English rider here, so I haven't ridden "real" bronc horses, but boy I've ridden through some mighty bucks and broncs, with complimentary spins, twists and bolts thrown in the package. And I discovered on my own that at least in an English saddle, the safest position is, as said by others, a two-point. Interesting, how it differs in Western riding.

If the case is just the ordinary crowhop that needs sending forward, or the buck is not that big, I do sit deeper, legs forward, and think of really following the movement with my back, as relaxed as possible, all while carrying out the one-rein stop.
 

Administrator
Joined
36,048 Posts
I get my weight sunk down into my heels and sit in half seat - rising off my knees not off the stirrups when the horse is bucking, when it comes out of the buck I sit down deep, pull the head up if I can and push the horse forwards.
If you can get the horse to stand still and bring its head around towards your leg if you can, doing that or spinning it round slowly in tight circles can deflect it from bucking but at some point you've still got to go forwards
 

Registered
Joined
2,883 Posts
Not a bronc rider here, but I trained one horse who a rodeo stockman offered to take off my hands cause he had such a "nice" buck.
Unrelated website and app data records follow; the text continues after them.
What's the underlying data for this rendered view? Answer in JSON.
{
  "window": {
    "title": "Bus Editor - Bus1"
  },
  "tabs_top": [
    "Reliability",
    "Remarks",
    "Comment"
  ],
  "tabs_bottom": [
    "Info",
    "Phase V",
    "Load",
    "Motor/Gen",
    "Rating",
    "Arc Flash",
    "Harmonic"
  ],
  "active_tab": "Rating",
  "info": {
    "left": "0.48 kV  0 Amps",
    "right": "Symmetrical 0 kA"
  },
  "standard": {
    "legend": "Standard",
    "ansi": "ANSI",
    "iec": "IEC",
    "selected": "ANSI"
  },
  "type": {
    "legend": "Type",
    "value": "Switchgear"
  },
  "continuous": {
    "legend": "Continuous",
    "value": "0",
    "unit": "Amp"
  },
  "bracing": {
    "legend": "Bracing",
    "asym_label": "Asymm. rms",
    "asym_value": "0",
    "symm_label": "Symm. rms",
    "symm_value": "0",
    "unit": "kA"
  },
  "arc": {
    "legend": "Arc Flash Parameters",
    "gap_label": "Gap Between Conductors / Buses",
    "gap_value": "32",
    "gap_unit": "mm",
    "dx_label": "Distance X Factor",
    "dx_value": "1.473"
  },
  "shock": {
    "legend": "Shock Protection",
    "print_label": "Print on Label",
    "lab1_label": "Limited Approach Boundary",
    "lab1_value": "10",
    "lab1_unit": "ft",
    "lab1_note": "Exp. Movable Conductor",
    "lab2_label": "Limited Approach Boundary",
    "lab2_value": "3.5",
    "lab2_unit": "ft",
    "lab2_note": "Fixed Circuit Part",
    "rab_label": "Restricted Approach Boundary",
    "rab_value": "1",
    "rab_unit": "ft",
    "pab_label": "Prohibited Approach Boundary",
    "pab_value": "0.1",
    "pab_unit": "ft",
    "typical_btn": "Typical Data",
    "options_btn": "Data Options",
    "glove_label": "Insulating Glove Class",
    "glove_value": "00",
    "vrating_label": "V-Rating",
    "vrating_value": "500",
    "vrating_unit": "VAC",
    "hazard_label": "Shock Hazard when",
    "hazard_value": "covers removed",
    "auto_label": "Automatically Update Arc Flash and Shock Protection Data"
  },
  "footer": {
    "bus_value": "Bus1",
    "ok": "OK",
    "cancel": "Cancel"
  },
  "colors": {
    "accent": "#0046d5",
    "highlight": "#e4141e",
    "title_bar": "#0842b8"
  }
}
I learned from that horse to slightly fold forward when he came up in front as he launched himself into his fits. Then as his head went down and his heel came up, I would sit back. Basically I try to maintain a 90 degree angle with the ground no matter what the horse is doing. Sinking deep in my heels the whole time. All this was in an English saddle.
 

Registered
Joined
2,440 Posts
I'm not sure what 2-point refers to. I think it's standing in the stirrups like a jockey does? Or is it the half crouch I see jumpers in while going over fences?

At any rate, I THINK this photo may be something akin to what Boots and Saranda are referring to. His butt is not deep in the saddle, but it probably is when the horse is going down. The rider is leaning forward, (because the horse is on its way up) but his center of gravity is mostly just behind the withers. His feet are slightly behind him for support. I'm willing to bet he's gripping with his knees. Looks like he also has his thighs pressed against the pommel. He also appears to have a handful of mane.

 

Registered
Joined
2,883 Posts
Cordillera, that is similar to what I was attempting to describe as well for the "up" phase of big bucks.

2 point position in English is indeed the forward seat you see jumpers in over the jumps. "2 points" of contact with the saddle, each leg, butt out of the saddle.
 
1 - 13 of 13 Posts
Status
Not open for further replies.
Top